-------- GIVEN RECORDS
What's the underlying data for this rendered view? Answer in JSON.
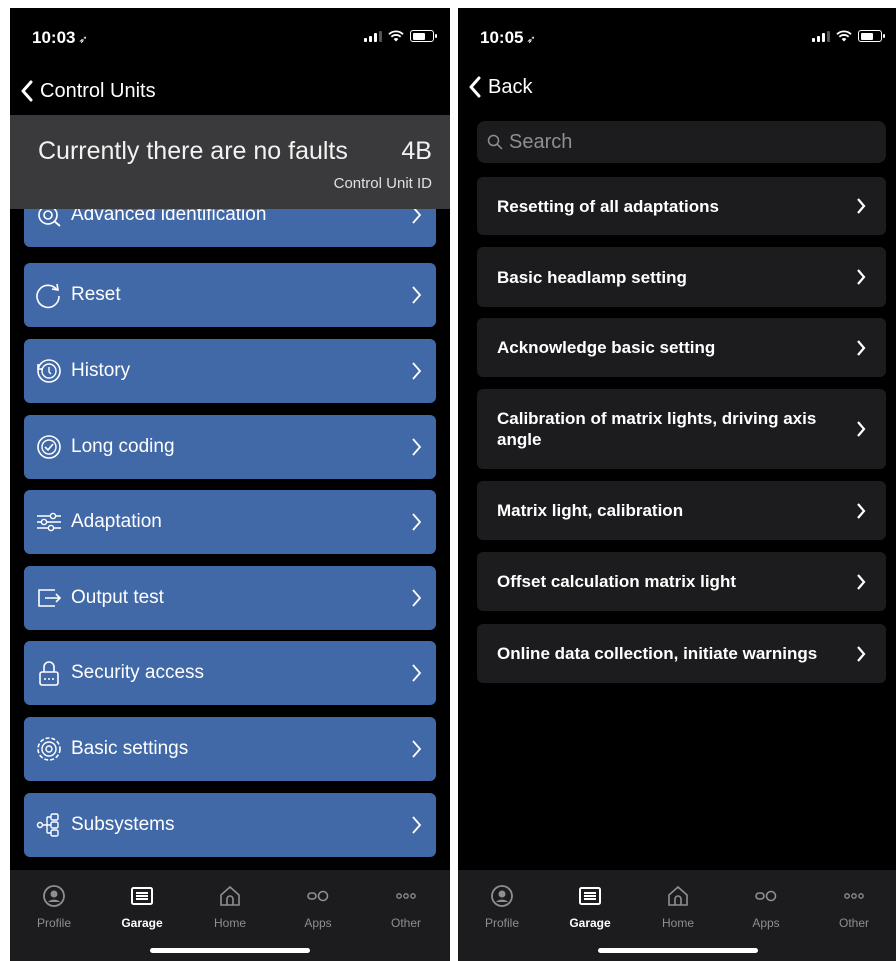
{
  "left": {
    "status": {
      "time": "10:03",
      "location_glyph": "➶"
    },
    "nav": {
      "back_label": "Control Units"
    },
    "banner": {
      "message": "Currently there are no faults",
      "unit_id": "4B",
      "unit_id_label": "Control Unit ID"
    },
    "menu": [
      {
        "label": "Advanced identification",
        "icon": "scan-icon"
      },
      {
        "label": "Reset",
        "icon": "reset-icon"
      },
      {
        "label": "History",
        "icon": "history-icon"
      },
      {
        "label": "Long coding",
        "icon": "check-circle-icon"
      },
      {
        "label": "Adaptation",
        "icon": "sliders-icon"
      },
      {
        "label": "Output test",
        "icon": "output-icon"
      },
      {
        "label": "Security access",
        "icon": "lock-icon"
      },
      {
        "label": "Basic settings",
        "icon": "gear-icon"
      },
      {
        "label": "Subsystems",
        "icon": "tree-icon"
      }
    ],
    "menu_color": "#4169a8"
  },
  "right": {
    "status": {
      "time": "10:05",
      "location_glyph": "➶"
    },
    "nav": {
      "back_label": "Back"
    },
    "search": {
      "placeholder": "Search"
    },
    "functions": [
      {
        "label": "Resetting of all adaptations"
      },
      {
        "label": "Basic headlamp setting"
      },
      {
        "label": "Acknowledge basic setting"
      },
      {
        "label": "Calibration of matrix lights, driving axis angle"
      },
      {
        "label": "Matrix light, calibration"
      },
      {
        "label": "Offset calculation matrix light"
      },
      {
        "label": "Online data collection, initiate warnings"
      }
    ]
  },
  "tabbar": {
    "tabs": [
      {
        "label": "Profile",
        "icon": "profile-icon"
      },
      {
        "label": "Garage",
        "icon": "garage-icon",
        "active": true
      },
      {
        "label": "Home",
        "icon": "home-icon"
      },
      {
        "label": "Apps",
        "icon": "apps-icon"
      },
      {
        "label": "Other",
        "icon": "more-icon"
      }
    ]
  }
}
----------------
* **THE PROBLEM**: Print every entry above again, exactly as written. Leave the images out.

* **OUTPUT FOR THIS EXERCISE**:
What's the underlying data for this rendered view? Answer in JSON.
{
  "left": {
    "status": {
      "time": "10:03",
      "location_glyph": "➶"
    },
    "nav": {
      "back_label": "Control Units"
    },
    "banner": {
      "message": "Currently there are no faults",
      "unit_id": "4B",
      "unit_id_label": "Control Unit ID"
    },
    "menu": [
      {
        "label": "Advanced identification",
        "icon": "scan-icon"
      },
      {
        "label": "Reset",
        "icon": "reset-icon"
      },
      {
        "label": "History",
        "icon": "history-icon"
      },
      {
        "label": "Long coding",
        "icon": "check-circle-icon"
      },
      {
        "label": "Adaptation",
        "icon": "sliders-icon"
      },
      {
        "label": "Output test",
        "icon": "output-icon"
      },
      {
        "label": "Security access",
        "icon": "lock-icon"
      },
      {
        "label": "Basic settings",
        "icon": "gear-icon"
      },
      {
        "label": "Subsystems",
        "icon": "tree-icon"
      }
    ],
    "menu_color": "#4169a8"
  },
  "right": {
    "status": {
      "time": "10:05",
      "location_glyph": "➶"
    },
    "nav": {
      "back_label": "Back"
    },
    "search": {
      "placeholder": "Search"
    },
    "functions": [
      {
        "label": "Resetting of all adaptations"
      },
      {
        "label": "Basic headlamp setting"
      },
      {
        "label": "Acknowledge basic setting"
      },
      {
        "label": "Calibration of matrix lights, driving axis angle"
      },
      {
        "label": "Matrix light, calibration"
      },
      {
        "label": "Offset calculation matrix light"
      },
      {
        "label": "Online data collection, initiate warnings"
      }
    ]
  },
  "tabbar": {
    "tabs": [
      {
        "label": "Profile",
        "icon": "profile-icon"
      },
      {
        "label": "Garage",
        "icon": "garage-icon",
        "active": true
      },
      {
        "label": "Home",
        "icon": "home-icon"
      },
      {
        "label": "Apps",
        "icon": "apps-icon"
      },
      {
        "label": "Other",
        "icon": "more-icon"
      }
    ]
  }
}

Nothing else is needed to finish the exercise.